§ **WORK INSTRUCTION**
Find the word "title" in the listing, and copy out each line where it turns up.

§ **GIVEN DATA**
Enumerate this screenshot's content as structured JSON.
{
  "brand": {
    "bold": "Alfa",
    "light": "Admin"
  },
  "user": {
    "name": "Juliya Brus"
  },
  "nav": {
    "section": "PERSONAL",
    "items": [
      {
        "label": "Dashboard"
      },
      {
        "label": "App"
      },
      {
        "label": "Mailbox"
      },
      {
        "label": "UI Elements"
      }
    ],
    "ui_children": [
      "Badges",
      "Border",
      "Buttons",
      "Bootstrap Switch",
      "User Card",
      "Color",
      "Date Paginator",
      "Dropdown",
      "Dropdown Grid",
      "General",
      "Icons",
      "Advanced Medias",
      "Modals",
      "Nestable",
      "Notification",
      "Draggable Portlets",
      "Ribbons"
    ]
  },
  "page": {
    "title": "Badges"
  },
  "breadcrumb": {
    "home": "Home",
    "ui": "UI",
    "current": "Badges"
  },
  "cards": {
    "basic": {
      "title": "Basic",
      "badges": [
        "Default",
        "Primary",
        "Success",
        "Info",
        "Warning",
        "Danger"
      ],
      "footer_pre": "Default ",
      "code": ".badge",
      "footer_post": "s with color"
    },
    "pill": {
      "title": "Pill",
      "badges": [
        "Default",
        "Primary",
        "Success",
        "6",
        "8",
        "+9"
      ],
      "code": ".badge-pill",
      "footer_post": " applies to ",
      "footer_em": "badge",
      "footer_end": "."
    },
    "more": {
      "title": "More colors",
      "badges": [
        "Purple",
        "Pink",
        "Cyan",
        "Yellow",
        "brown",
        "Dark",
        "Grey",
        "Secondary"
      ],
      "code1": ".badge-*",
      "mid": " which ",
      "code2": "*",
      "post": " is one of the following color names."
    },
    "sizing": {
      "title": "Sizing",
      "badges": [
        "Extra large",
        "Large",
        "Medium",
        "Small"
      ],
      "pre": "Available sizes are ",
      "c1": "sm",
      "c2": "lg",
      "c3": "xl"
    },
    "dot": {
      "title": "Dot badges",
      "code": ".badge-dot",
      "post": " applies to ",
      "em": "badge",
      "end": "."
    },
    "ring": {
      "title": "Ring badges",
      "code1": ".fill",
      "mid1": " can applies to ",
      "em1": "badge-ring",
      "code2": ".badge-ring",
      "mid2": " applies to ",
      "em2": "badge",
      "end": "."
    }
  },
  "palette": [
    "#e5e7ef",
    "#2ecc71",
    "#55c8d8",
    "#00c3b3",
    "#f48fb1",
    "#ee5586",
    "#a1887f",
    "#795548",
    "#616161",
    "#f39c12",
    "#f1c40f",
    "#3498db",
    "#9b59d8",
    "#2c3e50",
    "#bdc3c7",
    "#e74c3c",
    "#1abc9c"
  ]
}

§ **ANSWER TO THIS EXERCISE**
    "title": "Badges"
      "title": "Basic",
      "title": "Pill",
      "title": "More colors",
      "title": "Sizing",
      "title": "Dot badges",
      "title": "Ring badges",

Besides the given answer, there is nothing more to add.